‘I was followed home once in broad daylight on my way back from school, I had to run up to a family I didn’t know so that he would leave me alone’
‘I was 13 and a man in a car got out and asked if he could have my number and if I wanted a lift home, a politely said no and ran all the way home.’
‘My drink was spiked in a club and I had to be taken home’
‘A guy I used to see on the train everyday would constantly ask for my number after I told him I had a boyfriend’
‘I’ve had my bum grabbed by boys I don’t know in a club when I was walking past them’
I have only given a handful of examples, but every one of my female friends has at least one story they could share. I have a dozen stories I could share myself. Being raped or sexually assaulted is only one side of a very large spectrum of ways that women can be made to feel unsafe and uncomfortable. Being followed, groped, harassed, cat-called, slut-shamed; all of these things which may not seem like a big deal because ‘it’s just banter’ or because we should ‘take it as a compliment’ adds up to the point where a girl doesn’t feel safe no matter where she is, what she is doing, or what she is wearing. If Sarah Everard’s tragic story has taught us anything it is that even if we keep our heads down and mind our own business, we still can’t guarantee our safety.

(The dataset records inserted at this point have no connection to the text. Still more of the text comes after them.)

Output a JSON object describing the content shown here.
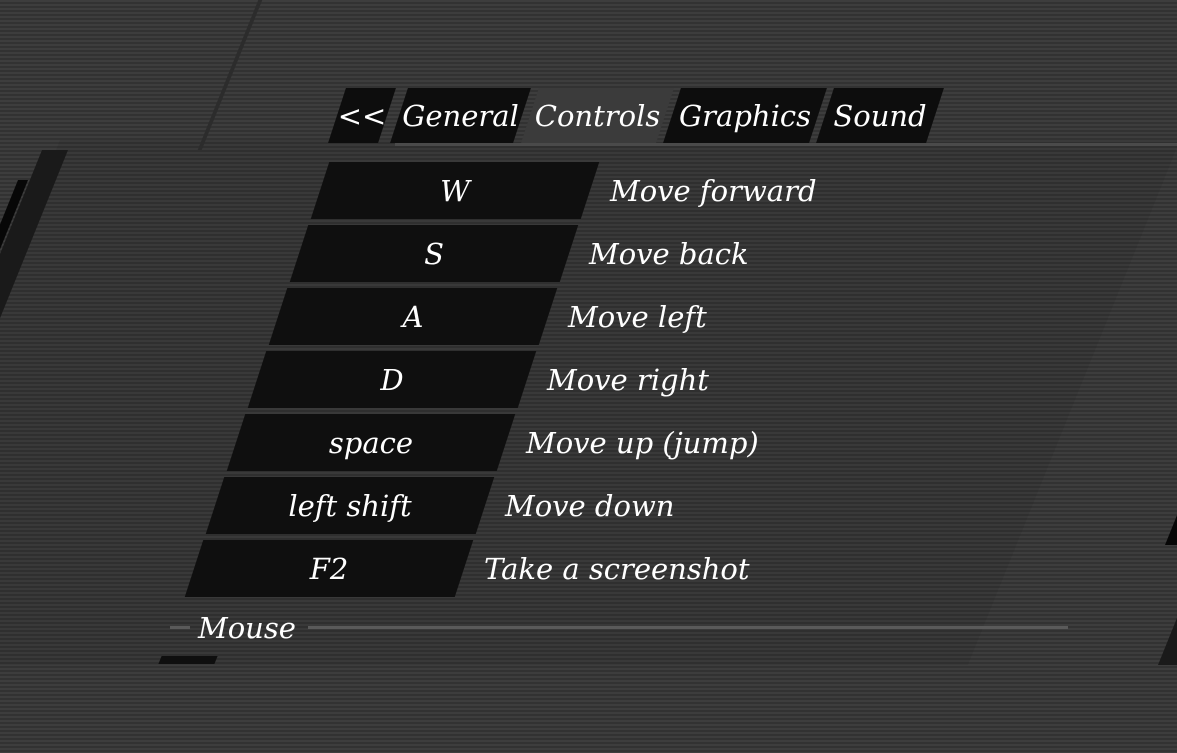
{
  "tabs": [
    {
      "label": "<<",
      "active": false
    },
    {
      "label": "General",
      "active": false
    },
    {
      "label": "Controls",
      "active": true
    },
    {
      "label": "Graphics",
      "active": false
    },
    {
      "label": "Sound",
      "active": false
    }
  ],
  "bindings": [
    {
      "key": "W",
      "action": "Move forward"
    },
    {
      "key": "S",
      "action": "Move back"
    },
    {
      "key": "A",
      "action": "Move left"
    },
    {
      "key": "D",
      "action": "Move right"
    },
    {
      "key": "space",
      "action": "Move up (jump)"
    },
    {
      "key": "left shift",
      "action": "Move down"
    },
    {
      "key": "F2",
      "action": "Take a screenshot"
    }
  ],
  "sections": {
    "mouse": "Mouse"
  },
  "colors": {
    "background": "#3a3a3a",
    "box": "#0f0f0f",
    "active_tab": "#3b3b3b",
    "text": "#ffffff"
  }
}
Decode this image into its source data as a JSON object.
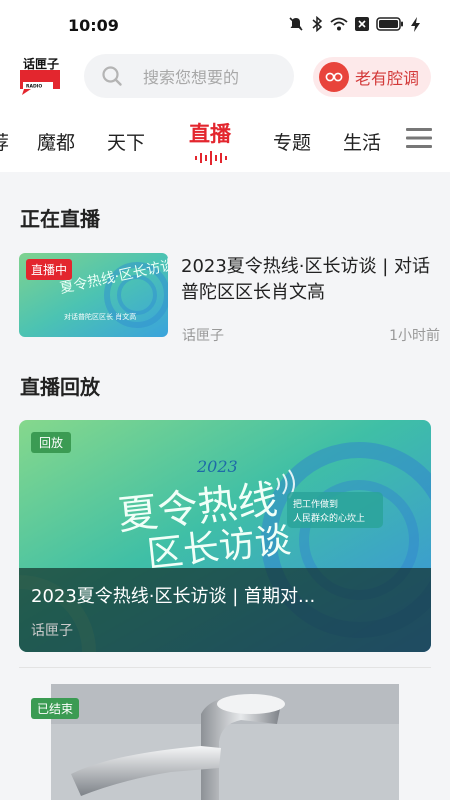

There has been a backlash to the #reclaimthesestreets movement sparked by Sarah’s death as some people feel that it is attacking and accusing all men. We are aware that the problem is not all men and that not all men have committed crimes but all women have at least one story they could tell, all women don’t want to be harassed, followed, groped, assaulted and all women want to feel safe. By saying it is not all men misses the point of all of this, the point that women are currently trying to make is that simply not committing a crime isn’t enough anymore, men need to now become more active in making the world a safer place for women. If you see a friend get turned down by a girl and he carries on badgering her, tell him to move on, if you see a girl walking home alone and she looks agitated just keep your distance as much as you can, if you’re in the car and see a girl walking don’t slow down and roll down the window to say something to her, just keep on driving. These things may seem miniscule but can mean a lot to women.
Ignorance cannot be an excuse anymore, more needs to be done in order to ensure a better world for future generations. More street-lighting, more CCTV are great practical solutions but we have a responsibility to educate ourselves and be mindful of how we act. Now is the time for a discourse to start about women’s safety, this cannot be another trend that gets lost in next week's headlines. Women should no longer have to fear men.
Things won’t change over-night but the fact that this is now even part of the conversation and that most men are willing to listen is already a step in the right direction. Sarah did not die in vain, her death has struck the hearts of all women in this country, as we say enough is enough. We are not sexual beings to be used, abused or objectified. We are not weak and vulnerable to be preyed upon.
I am a woman and I have the right to feel safe walking along the street and arrive home untouched. Sarah had that right taken away from her but her legacy will live on as we campaign to reclaim my streets, your streets, Sarah’s streets. Let’s seek to change the narrative so that every girl can come home safely.